The study examined customer satisfaction levels in Ejere town's existing water supply services, and the results showed that a majority of customers were dissatisfied with their access to improved drinking water at a reasonable distance and time. Of the 374 customers sampled for the study, 85 (22.7%) customers were satisfied, and 289 (77.3%) customers were dissatisfied with the drinking water service in terms of distance and time from their residential area. With regard to customers’ responses in terms of the quantity of water collected per day, most households collected water (11–25 l) on an average 18 l twice/day, which was equivalent to 36 l/day. Within the average household family size (five) that was obtained from customer interviews, the per capita water consumption was 7.2 l/c/d, which was far from national and international standards.
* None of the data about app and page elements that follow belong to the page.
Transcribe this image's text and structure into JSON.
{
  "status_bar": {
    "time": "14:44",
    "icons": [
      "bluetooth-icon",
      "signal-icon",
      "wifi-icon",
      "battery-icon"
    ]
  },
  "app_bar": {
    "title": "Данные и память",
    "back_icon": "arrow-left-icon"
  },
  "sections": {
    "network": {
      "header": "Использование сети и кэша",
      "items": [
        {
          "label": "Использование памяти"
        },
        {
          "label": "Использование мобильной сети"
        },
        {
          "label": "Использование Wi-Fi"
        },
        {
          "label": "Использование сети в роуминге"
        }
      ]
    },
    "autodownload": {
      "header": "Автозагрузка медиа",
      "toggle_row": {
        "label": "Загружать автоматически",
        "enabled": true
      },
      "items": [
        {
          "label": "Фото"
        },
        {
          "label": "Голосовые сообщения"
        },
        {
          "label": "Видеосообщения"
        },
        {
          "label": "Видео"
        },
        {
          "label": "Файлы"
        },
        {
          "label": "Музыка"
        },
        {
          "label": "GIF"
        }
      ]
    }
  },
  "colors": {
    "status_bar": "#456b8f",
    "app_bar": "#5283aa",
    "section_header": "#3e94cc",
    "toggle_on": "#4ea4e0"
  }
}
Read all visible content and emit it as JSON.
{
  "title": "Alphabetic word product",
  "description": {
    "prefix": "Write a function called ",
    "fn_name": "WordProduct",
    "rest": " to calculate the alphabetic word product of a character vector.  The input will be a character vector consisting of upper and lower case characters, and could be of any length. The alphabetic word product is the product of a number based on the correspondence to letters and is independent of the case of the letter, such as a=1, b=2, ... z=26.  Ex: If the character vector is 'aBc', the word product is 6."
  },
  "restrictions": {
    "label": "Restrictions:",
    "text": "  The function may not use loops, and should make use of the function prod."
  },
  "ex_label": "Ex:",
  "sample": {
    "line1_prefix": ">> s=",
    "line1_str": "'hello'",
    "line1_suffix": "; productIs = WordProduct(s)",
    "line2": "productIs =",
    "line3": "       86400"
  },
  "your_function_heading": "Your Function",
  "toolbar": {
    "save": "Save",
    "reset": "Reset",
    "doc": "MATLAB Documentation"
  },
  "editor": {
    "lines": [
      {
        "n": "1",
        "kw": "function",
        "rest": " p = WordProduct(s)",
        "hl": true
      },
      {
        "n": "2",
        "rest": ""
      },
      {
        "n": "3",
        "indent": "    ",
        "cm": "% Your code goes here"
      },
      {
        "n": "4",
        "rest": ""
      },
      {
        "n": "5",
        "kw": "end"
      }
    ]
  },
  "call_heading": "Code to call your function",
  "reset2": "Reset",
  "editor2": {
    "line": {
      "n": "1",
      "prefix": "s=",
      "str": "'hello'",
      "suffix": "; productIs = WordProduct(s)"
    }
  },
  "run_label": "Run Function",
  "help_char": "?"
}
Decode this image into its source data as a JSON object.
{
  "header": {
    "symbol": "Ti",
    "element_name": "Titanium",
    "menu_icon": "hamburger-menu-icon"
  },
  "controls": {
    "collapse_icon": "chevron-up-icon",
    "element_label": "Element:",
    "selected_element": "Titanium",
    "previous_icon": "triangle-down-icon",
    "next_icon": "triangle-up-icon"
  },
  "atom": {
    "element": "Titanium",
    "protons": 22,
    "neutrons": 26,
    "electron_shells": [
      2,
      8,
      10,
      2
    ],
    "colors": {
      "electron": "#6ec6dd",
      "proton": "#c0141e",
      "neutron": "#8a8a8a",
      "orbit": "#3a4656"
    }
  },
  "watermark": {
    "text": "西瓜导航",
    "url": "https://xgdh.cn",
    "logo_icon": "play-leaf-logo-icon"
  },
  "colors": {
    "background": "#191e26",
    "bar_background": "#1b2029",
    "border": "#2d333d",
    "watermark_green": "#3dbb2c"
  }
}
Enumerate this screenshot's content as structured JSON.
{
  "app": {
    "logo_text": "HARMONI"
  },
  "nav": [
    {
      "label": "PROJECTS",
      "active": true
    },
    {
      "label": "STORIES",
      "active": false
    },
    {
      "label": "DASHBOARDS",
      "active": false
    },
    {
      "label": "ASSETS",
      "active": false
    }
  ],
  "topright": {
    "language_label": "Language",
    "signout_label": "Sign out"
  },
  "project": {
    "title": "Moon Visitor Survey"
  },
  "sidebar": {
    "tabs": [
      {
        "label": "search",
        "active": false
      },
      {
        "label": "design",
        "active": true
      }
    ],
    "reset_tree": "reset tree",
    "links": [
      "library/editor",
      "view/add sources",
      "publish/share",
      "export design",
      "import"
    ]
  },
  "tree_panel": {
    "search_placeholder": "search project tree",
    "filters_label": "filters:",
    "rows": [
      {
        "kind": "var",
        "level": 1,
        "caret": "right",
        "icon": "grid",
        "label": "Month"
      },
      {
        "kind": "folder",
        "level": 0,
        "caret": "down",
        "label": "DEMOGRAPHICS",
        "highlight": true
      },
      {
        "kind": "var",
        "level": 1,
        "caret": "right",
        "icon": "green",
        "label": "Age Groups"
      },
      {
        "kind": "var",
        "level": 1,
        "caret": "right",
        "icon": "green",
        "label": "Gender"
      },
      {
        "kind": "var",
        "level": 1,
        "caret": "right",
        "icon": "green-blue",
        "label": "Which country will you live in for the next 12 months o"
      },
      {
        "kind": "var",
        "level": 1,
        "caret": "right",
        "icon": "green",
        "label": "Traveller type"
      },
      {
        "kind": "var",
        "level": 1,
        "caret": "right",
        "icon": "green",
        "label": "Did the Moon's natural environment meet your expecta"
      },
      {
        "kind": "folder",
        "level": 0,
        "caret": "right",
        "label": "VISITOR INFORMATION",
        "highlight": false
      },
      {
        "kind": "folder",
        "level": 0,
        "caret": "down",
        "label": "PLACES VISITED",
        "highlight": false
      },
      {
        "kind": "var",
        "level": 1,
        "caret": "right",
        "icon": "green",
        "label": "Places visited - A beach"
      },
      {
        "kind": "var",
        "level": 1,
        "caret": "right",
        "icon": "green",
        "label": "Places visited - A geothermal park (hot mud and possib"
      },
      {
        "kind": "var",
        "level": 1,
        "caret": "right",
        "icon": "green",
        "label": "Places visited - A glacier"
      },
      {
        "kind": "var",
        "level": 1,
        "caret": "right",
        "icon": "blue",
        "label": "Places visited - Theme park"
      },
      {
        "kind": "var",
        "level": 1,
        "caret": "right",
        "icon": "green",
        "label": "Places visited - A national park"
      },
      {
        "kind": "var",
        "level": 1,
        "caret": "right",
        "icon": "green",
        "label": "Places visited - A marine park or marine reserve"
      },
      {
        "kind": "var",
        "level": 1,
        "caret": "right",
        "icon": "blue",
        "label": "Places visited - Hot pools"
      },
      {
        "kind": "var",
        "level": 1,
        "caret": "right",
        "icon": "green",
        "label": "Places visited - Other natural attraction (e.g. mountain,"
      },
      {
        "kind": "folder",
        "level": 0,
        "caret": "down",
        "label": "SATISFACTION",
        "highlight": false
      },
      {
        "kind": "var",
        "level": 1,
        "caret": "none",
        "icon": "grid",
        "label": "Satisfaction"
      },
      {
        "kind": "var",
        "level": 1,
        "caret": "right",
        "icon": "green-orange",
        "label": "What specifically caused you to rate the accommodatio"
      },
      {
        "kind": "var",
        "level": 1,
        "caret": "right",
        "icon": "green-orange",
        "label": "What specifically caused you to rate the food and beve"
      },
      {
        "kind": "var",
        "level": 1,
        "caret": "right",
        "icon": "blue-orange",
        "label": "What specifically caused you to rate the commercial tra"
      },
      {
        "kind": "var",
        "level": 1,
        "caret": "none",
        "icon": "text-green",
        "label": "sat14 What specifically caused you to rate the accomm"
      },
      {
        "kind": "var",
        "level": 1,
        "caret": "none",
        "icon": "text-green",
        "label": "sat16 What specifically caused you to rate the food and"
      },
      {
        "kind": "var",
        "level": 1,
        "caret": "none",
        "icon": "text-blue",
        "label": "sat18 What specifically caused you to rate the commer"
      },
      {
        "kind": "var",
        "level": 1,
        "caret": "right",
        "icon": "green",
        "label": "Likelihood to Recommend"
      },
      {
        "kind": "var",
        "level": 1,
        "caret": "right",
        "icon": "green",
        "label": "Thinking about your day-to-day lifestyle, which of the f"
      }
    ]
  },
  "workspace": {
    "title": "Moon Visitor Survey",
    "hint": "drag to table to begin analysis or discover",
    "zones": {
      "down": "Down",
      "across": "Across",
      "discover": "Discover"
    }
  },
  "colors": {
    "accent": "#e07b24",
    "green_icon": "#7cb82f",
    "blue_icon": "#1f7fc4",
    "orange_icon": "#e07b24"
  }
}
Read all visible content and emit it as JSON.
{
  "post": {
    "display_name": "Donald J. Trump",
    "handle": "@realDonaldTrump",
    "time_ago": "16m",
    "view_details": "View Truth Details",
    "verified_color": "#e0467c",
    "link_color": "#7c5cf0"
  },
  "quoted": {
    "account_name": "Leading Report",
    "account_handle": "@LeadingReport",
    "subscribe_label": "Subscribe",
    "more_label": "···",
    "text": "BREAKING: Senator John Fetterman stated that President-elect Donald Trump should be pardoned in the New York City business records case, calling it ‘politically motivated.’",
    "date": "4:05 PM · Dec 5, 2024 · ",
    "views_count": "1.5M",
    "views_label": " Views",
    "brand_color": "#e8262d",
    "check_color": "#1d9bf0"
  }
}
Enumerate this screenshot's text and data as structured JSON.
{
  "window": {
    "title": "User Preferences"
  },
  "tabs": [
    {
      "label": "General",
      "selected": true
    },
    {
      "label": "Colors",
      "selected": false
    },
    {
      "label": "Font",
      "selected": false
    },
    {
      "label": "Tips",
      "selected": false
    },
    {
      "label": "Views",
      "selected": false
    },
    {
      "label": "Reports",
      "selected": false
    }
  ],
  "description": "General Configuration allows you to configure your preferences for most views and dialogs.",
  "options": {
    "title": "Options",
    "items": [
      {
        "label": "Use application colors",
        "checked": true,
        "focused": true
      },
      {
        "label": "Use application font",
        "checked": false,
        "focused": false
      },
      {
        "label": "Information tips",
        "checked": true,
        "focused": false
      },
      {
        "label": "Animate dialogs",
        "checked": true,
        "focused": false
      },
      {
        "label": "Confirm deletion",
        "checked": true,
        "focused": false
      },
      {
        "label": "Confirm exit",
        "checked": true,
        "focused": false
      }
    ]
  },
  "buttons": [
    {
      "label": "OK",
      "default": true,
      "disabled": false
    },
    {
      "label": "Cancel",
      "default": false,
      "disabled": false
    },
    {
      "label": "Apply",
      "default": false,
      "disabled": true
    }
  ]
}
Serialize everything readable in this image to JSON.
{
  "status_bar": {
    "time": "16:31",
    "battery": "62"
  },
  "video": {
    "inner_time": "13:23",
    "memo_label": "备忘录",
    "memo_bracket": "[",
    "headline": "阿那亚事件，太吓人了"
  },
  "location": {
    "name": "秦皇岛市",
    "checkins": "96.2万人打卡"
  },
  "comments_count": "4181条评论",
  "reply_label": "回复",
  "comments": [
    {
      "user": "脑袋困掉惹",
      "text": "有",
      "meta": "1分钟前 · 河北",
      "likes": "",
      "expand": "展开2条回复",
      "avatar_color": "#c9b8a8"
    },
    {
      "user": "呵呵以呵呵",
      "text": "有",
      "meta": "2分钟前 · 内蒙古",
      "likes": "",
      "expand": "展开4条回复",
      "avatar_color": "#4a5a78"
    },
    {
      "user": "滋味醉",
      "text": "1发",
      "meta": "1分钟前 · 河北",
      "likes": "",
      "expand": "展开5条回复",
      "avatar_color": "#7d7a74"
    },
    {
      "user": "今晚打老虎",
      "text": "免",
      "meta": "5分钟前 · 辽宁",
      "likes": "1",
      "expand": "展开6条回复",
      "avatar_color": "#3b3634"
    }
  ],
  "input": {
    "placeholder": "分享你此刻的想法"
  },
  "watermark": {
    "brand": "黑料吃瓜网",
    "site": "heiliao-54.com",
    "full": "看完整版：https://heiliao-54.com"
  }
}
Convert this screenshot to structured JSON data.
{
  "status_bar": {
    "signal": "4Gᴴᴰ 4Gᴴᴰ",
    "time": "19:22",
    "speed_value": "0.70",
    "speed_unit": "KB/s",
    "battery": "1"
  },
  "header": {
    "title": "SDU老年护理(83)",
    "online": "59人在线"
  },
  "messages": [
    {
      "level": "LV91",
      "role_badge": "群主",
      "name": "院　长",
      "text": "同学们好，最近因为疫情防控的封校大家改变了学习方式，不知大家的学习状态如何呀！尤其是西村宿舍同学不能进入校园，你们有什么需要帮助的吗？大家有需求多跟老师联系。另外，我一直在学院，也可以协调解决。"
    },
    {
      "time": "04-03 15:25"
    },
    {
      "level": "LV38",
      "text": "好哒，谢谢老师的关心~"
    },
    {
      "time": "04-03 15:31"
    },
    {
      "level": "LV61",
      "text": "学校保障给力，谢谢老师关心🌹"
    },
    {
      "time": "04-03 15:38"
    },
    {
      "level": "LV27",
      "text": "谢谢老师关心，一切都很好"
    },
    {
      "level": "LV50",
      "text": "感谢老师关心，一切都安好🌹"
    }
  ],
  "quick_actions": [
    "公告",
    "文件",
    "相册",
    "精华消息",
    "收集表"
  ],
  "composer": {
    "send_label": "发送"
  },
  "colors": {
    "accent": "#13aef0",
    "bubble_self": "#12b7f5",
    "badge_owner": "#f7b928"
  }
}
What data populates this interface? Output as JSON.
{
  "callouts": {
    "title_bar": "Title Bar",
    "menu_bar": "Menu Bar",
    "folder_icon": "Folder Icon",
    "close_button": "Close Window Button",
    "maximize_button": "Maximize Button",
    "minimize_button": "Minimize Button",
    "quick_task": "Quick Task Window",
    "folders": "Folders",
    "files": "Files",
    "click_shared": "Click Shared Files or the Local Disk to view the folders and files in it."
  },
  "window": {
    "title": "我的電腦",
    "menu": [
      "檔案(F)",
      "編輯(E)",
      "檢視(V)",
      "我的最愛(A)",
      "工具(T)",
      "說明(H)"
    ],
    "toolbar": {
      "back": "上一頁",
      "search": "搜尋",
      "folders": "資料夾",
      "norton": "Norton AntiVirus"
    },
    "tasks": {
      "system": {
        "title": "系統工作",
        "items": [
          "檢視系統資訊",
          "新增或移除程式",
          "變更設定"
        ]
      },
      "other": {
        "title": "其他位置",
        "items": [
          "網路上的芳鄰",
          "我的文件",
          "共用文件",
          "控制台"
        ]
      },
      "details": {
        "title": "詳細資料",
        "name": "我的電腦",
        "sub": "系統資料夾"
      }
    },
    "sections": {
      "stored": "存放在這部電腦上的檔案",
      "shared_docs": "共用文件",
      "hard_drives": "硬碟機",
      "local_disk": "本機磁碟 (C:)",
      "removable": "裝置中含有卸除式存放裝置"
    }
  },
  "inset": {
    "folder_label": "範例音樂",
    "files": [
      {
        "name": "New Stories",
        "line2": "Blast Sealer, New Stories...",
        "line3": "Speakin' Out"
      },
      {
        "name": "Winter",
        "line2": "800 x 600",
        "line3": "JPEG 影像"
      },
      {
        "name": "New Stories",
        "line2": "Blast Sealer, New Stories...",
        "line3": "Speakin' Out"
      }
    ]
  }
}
The hydraulic performance of the water distribution system was evaluated using WaterGEMS. This software was calibrated using Darwin calibrator components and fine-tuned until a good agreement within the field data was achieved (R2 = 0.94), indicating a degree of strong correlation, and it was verified by using the statistical correlation coefficient. According to the model results, the current town water distribution network was operating above the recommended minimum pressure limitation, with 18% (16 nodes) falling below 15 m, and 14% (12 nodes) falling below the expectational minimum pressure standard of 10 m set by MoWR (2006). But within the recommended maximum pressure limitation during peak town water consumption and at minimum town water consumption period, 7% of the pressure was below 10 m, 9% was below 15 m, 2% above 60 m, and the rest was found within the standard limit. The flow velocity was almost less than the minimum recommended value (0.6 m/s) at the minimum and maximum town water consumption rates due to a shortage of water and a low flow rate, as well as an inappropriate pipe diameter (increasing the size of the pipes), resulting in a lower flow velocity throughout the circuit or system.
This research work has been funded by the Ministry of Education, Ethiopia.
CONFLICTS OF INTEREST
The authors declare no known conflict of interest with any organization.
DATA AVAILABILITY STATEMENT
All relevant data are included in the paper or its Supplementary Information.